=== DATA FOR THIS EXERCISE ===
----------

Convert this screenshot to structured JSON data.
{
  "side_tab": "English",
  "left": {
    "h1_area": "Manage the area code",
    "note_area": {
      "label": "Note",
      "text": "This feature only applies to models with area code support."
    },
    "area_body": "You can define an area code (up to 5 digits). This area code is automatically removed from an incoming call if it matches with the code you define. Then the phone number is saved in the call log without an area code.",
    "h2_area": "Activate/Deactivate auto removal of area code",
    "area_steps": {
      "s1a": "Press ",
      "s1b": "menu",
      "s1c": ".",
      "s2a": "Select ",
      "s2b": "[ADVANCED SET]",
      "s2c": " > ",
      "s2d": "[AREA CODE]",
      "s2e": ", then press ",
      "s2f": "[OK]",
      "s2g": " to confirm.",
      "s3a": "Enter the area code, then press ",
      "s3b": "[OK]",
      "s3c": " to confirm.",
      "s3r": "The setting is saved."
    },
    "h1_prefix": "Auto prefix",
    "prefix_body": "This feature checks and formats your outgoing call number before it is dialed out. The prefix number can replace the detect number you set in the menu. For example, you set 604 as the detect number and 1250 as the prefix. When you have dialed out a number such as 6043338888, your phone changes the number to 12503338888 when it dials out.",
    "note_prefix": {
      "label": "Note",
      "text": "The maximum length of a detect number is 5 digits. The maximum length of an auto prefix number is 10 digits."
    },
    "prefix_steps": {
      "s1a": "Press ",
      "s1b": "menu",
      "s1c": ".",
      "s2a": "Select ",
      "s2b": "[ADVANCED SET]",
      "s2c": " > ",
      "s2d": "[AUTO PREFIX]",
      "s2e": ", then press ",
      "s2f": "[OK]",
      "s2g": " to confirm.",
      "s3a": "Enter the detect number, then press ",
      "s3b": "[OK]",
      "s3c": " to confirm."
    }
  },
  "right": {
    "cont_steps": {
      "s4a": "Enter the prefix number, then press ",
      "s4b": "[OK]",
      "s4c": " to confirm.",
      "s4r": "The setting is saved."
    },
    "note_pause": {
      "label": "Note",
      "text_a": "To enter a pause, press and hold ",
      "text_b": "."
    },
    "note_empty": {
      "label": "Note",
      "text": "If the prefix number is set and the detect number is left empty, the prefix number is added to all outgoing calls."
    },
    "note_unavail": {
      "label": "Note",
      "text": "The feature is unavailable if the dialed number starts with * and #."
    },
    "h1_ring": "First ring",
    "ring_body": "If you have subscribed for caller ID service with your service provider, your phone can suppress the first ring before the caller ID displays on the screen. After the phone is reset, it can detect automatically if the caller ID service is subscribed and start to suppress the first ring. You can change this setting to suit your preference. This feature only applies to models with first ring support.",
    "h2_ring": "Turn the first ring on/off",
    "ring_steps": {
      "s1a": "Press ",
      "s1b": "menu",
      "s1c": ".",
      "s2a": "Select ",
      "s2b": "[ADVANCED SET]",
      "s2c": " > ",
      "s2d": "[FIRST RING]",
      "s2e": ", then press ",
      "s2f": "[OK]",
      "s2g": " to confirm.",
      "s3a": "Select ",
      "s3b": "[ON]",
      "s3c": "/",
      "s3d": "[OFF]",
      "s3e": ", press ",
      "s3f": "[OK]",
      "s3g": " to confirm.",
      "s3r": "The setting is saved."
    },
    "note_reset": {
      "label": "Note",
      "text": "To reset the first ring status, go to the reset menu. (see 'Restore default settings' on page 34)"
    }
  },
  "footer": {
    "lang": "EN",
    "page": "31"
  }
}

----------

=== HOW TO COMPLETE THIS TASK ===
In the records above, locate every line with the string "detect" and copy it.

=== SOLUTION ===
    "prefix_body": "This feature checks and formats your outgoing call number before it is dialed out. The prefix number can replace the detect number you set in the menu. For example, you set 604 as the detect number and 1250 as the prefix. When you have dialed out a number such as 6043338888, your phone changes the number to 12503338888 when it dials out.",
      "text": "The maximum length of a detect number is 5 digits. The maximum length of an auto prefix number is 10 digits."
      "s3a": "Enter the detect number, then press ",
      "text": "If the prefix number is set and the detect number is left empty, the prefix number is added to all outgoing calls."
    "ring_body": "If you have subscribed for caller ID service with your service provider, your phone can suppress the first ring before the caller ID displays on the screen. After the phone is reset, it can detect automatically if the caller ID service is subscribed and start to suppress the first ring. You can change this setting to suit your preference. This feature only applies to models with first ring support.",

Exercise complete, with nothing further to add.